Don’t Just Follow Your Passion
I’m here today to tell you, they’re all wrong.
I must admit that until fairly recently I too believed in the chase your passion school of thinking and I even say in my book:
“I can’t guarantee that you will earn big bucks living your dream, but if you are really happy and can meet your basic needs, do you really care?”
In principal that’s fine and for the majority of people it is sage advice, even if I do say so myself. However, in practicality it fails to explain two aspects that should be taken into consideration if you are looking to make a successful career change.
Firstly, what if your passion can’t pay you a wage? Imagine you love nothing better than to wallow around in a tub filled with warm chocolate mousse accompanied by your best friend Ollie the Ostrich. It’s unlikely that you’re ever going to find anybody to pay you good money to do that, trust me I’ve tried.
That’s a seemingly obvious roadblock, but surprising amounts of people fail to notice it. Often they have read all the well-intentioned advice that assures them if they pursue their passion with every fiber of their being the big money wont be far behind.
I’m sorry to say it isn’t always like that. Sure, we all know stories of people that have done amazing things and accumulated a great deal of wealth by staying fully committed to their dreams.
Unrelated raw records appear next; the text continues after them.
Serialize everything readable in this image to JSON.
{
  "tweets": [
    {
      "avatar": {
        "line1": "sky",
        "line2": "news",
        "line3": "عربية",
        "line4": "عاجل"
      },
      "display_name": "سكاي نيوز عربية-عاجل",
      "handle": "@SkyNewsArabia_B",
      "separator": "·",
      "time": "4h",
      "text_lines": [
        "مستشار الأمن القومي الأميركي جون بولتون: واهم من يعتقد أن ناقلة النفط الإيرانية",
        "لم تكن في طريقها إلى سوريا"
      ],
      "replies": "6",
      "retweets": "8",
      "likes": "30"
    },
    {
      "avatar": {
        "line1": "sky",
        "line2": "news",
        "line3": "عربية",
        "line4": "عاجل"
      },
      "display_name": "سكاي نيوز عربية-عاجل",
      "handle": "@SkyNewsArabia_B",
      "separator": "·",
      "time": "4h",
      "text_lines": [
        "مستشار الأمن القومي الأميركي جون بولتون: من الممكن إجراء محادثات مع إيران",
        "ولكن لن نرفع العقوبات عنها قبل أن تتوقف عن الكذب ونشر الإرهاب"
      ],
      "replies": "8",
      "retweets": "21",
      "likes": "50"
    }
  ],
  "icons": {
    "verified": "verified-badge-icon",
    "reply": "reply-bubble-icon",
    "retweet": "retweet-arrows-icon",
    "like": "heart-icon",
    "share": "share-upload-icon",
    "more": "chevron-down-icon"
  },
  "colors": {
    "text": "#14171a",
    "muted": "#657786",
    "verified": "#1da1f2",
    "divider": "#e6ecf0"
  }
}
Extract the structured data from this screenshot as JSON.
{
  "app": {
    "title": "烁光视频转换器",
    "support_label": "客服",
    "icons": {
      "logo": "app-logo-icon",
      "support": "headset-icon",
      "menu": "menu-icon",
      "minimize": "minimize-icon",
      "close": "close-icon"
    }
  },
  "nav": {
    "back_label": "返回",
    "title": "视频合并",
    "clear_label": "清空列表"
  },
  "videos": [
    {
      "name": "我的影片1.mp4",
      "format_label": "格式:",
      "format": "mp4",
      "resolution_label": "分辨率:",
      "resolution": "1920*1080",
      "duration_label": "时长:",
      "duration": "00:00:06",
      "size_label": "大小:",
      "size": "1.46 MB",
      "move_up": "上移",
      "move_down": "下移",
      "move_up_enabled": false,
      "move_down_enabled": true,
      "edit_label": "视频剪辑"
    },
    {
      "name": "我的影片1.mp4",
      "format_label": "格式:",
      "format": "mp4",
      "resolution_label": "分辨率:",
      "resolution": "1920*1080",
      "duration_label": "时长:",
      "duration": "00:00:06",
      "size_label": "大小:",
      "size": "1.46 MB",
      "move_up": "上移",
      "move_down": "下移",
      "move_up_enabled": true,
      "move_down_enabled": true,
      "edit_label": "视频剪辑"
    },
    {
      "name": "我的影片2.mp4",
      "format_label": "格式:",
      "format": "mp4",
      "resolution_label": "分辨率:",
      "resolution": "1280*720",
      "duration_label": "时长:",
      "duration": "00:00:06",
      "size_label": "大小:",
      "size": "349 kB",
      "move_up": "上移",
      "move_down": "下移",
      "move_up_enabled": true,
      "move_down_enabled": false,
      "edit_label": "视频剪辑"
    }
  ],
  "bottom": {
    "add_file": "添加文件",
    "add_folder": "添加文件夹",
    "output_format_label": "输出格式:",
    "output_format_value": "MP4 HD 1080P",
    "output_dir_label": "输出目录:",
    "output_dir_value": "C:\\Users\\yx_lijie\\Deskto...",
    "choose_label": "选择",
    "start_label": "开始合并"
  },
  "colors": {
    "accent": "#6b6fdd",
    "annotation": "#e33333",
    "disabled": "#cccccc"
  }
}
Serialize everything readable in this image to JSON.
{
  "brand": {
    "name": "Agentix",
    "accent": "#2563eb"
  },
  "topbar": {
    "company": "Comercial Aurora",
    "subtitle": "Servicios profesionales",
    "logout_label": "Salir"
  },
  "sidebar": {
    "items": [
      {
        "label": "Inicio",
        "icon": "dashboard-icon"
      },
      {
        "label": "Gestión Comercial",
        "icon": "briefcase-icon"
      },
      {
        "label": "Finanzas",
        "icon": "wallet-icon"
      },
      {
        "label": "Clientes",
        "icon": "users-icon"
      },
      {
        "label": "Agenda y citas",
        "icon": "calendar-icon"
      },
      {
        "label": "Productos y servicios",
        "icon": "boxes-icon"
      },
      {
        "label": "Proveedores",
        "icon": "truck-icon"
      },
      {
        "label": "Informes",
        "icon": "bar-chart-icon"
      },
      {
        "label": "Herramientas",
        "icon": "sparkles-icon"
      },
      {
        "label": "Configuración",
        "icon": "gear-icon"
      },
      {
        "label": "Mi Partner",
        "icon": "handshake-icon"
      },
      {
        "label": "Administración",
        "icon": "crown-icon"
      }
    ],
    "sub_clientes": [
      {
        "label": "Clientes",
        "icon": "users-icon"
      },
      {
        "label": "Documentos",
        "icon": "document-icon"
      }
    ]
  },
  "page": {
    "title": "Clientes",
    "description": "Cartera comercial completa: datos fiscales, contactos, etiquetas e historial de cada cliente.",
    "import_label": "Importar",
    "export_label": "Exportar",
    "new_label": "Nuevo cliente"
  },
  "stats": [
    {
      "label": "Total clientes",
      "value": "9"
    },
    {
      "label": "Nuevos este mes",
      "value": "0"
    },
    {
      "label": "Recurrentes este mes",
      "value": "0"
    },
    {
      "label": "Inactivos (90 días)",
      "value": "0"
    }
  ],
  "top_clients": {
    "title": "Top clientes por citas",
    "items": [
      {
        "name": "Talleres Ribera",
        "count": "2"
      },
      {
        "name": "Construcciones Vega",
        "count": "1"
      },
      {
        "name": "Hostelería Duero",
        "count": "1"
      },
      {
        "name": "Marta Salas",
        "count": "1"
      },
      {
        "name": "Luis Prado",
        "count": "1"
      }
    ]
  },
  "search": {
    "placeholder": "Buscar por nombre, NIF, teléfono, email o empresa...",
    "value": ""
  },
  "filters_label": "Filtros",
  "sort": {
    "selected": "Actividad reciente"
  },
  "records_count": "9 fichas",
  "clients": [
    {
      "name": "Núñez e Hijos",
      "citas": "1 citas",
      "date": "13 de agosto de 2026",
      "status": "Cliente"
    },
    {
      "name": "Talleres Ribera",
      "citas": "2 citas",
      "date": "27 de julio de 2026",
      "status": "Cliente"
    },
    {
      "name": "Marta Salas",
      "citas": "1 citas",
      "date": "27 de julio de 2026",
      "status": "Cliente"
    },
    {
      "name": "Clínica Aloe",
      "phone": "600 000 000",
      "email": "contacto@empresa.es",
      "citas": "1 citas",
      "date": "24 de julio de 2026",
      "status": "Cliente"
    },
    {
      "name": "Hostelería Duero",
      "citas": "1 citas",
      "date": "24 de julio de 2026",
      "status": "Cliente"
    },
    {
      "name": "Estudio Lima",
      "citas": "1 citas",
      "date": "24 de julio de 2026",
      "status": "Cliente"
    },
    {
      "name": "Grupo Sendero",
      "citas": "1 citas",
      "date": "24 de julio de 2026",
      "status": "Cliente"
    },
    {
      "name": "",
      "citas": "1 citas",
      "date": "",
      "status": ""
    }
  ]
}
The reason we know of these people though, is because they’re the exception to the rule and their stories naturally bear repetition.
Unless they’re your friends or family it’s unlikely you’ll get to hear about many people that failed in their quest to work their passion. Yet there are a great many more of them than the runaway success stories.
Does that mean you shouldn’t chase your passion? No, of course not. It just means do it with your eyes wide open, stay flexible in your approach and know your values.
What about this scenario? You get the job of your dreams in a Circus and you absolutely love it. However, the pay is atrocious and you find out that the tone-deaf performing Chimp in the red stripey pants is earning a buck an hour more than you.
Worse than that is the fact that the hours are ridiculously long and you have to travel a lot which keeps you away from family. You can’t afford to buy your own house or send your kids to the school of you choice. You’re even starting to begrudge the dog his pedigree chum as you haven’t had real meat since the owner started topping up your pay with nuts and bananas.
Suddenly the whole deal doesn’t seem quite as enticing, does it? Ok, so you’re not one of those people that spend their 80,000-life time working hours unhappy with what you do, but you’re not exactly living in a Utopian Wonderland either. It’s also easy to see how this situation may put a strain on family relationships not least of which when you get caught making your Meatloaf Surprise and your partner realizes what the surprise is.
The problem with this situation is that although you love the job, you’re still not meeting your own value needs. If family is critical to you then being away from home is going to be unacceptable. Similarly, if significance is crucial to you you’ll probably be unhappy one of your Simian neighbors is earning more than you.
I’ve been working with a life coaching client recently who is looking to start up his own business. We were discussing what he was passionate about and there seemed few opportunities to make money in that arena. This led to a momentary impasse as we looked for ways to advance the process.
Then a thought occurred to me. What if we forgot about the specifics of the passion and just tried to align his values with the values of the business? After all, it’s values that dictate your passions and its values that are at the core of who you are as an individual. Surely then, they are the logical starting point.
Imagine you’re looking to change careers or start your own business and you have done a proper value elicitation and your top 8 top values are as follows: Family, Wealth, Commitment, Passion, Peace, Fun, Leadership and Open-mindedness
If you could do something that met (or at the very least didn’t conflict with) all those values and also met them for your employees too, wouldn’t that be something to get excited about?
Would it really matter what the business actually did, couldn’t you get passionate about what it stood for just as much as what it produced or offered? The fact is, if you’re a business owner you should be working on the business and not in the business anyway.
If you don’t start up on your own, couldn’t you translate this to working for somebody else? Couldn’t you commit to working for a company that displayed values that you respect? It may make finding a job more difficult, but the payback would be immense.
If you’re sick of compromise and you now want to follow your passion I whole-heartedly applaud you. Just make sure you use your values as the starting point and refuse to allow yourself to be dragged away from then however tempting something may at first appear.
I’d love to get your take on this and whether or not you agree.